Roman Catholicism

Right to Organize and Bargain Collectively

A Statement of the U.S. Bishops

"All people have the right to economic initiative, to productive work, to just wages and benefits to decent working conditions, as well as to organize and join unions or other associations." More at:

(A Catholic Framework for Economic Life, A Statement of the U.S. Bishops, 1996)

National Conference of Catholic Bishops

"...The Church fully supports the right of workers to form unions or other associations to secure their rights to fair wages and working conditions. This is a specific application of the more general right to associate....No one may deny the right to organize without attacking human dignity itself. Therefore we firmly oppose organized efforts, such as those regrettably seen in this country, to break existing unions or prevent workers from organizing." More at:

(Economic Justice for All, a pastoral letter of the National Conference of Catholic Bishops, 1986)

Pope John Paul II

"Their [unions] task is to defend the existential interests of workers in all sectors where their rights are concerned. The experience of history teaches that organizations of this type are an indispensable element of social life, especially in modern industrialized societies. [Unions] are indeed a mouthpiece for the struggle for social justice, for the just rights of working people in accordance with their individual professions."  More at:

(On Human Work, encyclical of Pope John Paul II, 1981)

"The important role of union organizations must be admitted: their object is the representation of the various categories of workers, their lawful collaboration in the economic advance of society, and the development of the sense of their responsibility for the realization for the common good." More at:

(A Call to Action, encyclical of Pope Paul VI, 1971)

Second Vatican Council

"Among the basic rights of the human person must be counted the right of freely founding labor unions.
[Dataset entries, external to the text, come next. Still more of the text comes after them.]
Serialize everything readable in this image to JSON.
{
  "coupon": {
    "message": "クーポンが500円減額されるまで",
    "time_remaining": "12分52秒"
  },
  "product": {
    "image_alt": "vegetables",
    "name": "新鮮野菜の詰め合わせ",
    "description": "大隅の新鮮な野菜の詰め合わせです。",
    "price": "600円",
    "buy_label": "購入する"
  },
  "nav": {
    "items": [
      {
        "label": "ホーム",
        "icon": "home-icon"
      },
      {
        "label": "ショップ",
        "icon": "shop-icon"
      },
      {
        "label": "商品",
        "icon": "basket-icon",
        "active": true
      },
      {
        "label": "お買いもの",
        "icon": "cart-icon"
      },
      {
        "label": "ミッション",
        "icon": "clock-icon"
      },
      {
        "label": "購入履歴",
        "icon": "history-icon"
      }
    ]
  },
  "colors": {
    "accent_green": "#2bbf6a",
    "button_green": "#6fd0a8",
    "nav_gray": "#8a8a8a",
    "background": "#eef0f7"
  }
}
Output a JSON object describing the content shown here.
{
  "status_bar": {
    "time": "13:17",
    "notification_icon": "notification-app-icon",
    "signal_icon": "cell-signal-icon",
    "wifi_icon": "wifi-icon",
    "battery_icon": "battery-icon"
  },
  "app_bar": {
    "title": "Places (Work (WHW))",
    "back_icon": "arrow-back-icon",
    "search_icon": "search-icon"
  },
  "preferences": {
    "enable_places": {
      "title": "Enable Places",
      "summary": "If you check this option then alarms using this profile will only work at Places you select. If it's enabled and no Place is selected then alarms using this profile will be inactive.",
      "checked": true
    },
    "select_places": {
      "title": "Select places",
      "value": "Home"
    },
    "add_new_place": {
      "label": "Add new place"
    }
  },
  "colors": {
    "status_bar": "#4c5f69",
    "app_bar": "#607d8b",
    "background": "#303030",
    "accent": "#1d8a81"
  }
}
These unions should be truly able to represent the workers and to contribute to the proper arrangement of economic life. Another such right is that of taking part freely in the activity of these unions without risk of reprisal." More at:

(Pastoral Constitution of the Church in the Modern World, Second Vatican Council, 1965)

Also see: Living Wage: a way to break the chains of poverty

Living Wage


In Catholic teaching, the principle of a living wage is integral to our understanding of human work. Wages must be adequate for workers to provide for themselves and their families in dignity. Because the minimum wage is not a living wage, the Catholic bishops have supported increasing the minimum wage over the decades.

The minimum wage needs to be raised to help restore its purchasing power, not just for the goods and services one can buy but for the self-esteem and self-worth it affords the worker.” More at:

(USCCB, 2006)